State Supreme Court candidate stops in Rhinelander
Three vie for open state Supreme Court seat;
One candidate tells why she’s in the race
By Eileen Persike
In 2011 Wisconsin saw the highest voter turnout in history for a Supreme Court election. Incumbent Justice David Prosser won by a narrow margin over Judge JoAnne Kloppenburg, who at the time was an assistant Attorney General. Kloppenberg, now a state Appeals Court Judge, is running for a seat on the court again; she, along with appointed interim Justice Rebecca Bradley and Milwaukee County Circuit Judge M. Joseph Donald face off in a primary election Feb. 16.
Judge Kloppenburg was in the Northwoods last week and sat down with the Star Journal to discuss the election.
Why should Wisconsin voters pay attention to this Supreme Court election?
This race is very important race because it is about the future of our court, what kind of court it ought to be, what kind of justices we should be electing to the court. I am unwilling to surrender our court to the partisan politics and special interests that undermine the independence and integrity of the court.
With partisan politics come agendas and they belong in the executive and legislative branches but they shouldn’t be bleeding over into the court. With the massive expenditures by special interests that don’t have to disclose their donors, the perception that justice is for sale.

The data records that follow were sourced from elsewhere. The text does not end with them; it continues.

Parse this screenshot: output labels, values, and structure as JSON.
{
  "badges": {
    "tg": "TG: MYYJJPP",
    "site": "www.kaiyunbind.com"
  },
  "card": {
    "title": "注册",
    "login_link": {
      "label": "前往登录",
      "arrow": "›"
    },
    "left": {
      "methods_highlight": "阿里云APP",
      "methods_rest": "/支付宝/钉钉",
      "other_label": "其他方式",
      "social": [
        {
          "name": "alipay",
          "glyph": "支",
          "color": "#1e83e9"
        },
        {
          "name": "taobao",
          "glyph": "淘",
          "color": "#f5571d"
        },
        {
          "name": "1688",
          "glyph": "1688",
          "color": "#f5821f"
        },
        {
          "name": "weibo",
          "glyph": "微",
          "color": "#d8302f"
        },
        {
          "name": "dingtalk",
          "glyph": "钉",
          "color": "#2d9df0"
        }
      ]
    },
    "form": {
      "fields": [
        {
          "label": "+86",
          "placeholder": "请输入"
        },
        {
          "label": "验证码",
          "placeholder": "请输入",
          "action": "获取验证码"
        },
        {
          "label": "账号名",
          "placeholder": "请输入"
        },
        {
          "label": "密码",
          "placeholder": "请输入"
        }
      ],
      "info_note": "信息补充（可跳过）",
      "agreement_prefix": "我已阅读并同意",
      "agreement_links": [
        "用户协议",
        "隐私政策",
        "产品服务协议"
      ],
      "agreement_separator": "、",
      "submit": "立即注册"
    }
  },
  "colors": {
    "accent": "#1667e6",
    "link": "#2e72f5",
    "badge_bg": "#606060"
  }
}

And you believe this is happening?
In this particular race, we’ve got one person [Bradley] clearly aligned with Gov. Walker – who has been appointed three times to judgeships in three years and another candidate [Donald]who endorsed her and acted as a reference when she applied to the court of appeals just a year ago. Bradley is bringing that partisan view of the law with her onto the court. The Republican Party has assisted her in her campaign and circulated her nomination papers.
All justices say they will be independent and impartial; it’s up to the voters to decide who is most likely to deliver on that promise. The one candidate who owes her judicial career to Gov. Walker seems to have dispensed with the idea that the race is a non-partisan race. We cannot be at all confident she will be able to stand up to the pressures of partisan politics and special interests if she gets on the court.
What are your qualifications for the job?
There is no candidate who can match the breadth and depth of my judicial and legal experience. None has the proven track record of fair, independent, impartial and thoughtful Appellate decision making. I am the only candidate who was elected, not appointed, to the appeals court and am head and shoulders more qualified than the others. I served four Attorneys General of both parties and my work for the people of Wisconsin was unaffected by politics or ideology the 23 years I was at the Department of Justice. I am the only candidate reaching out to voters. I’ve visited all 72 counties in the state – some many times.
Is the 2016 race different than 2011?
In the previous campaign, people were beginning to understand the importance of the Supreme Court, but since 2011, there have been several high profile cases on workers’ rights, voting restrictions and transparency in government and people can see that the Supreme Court does have an impact on their lives and communities. Rebecca Bradley’s first decision on the court last fall was to quash the judicial rules of conduct which includes the recusal rules and those that promote transparency in the operational and administrative actions of the court. They’ve gotten to see the personalities of the justices and that it matters what kind of person is elected to the bench.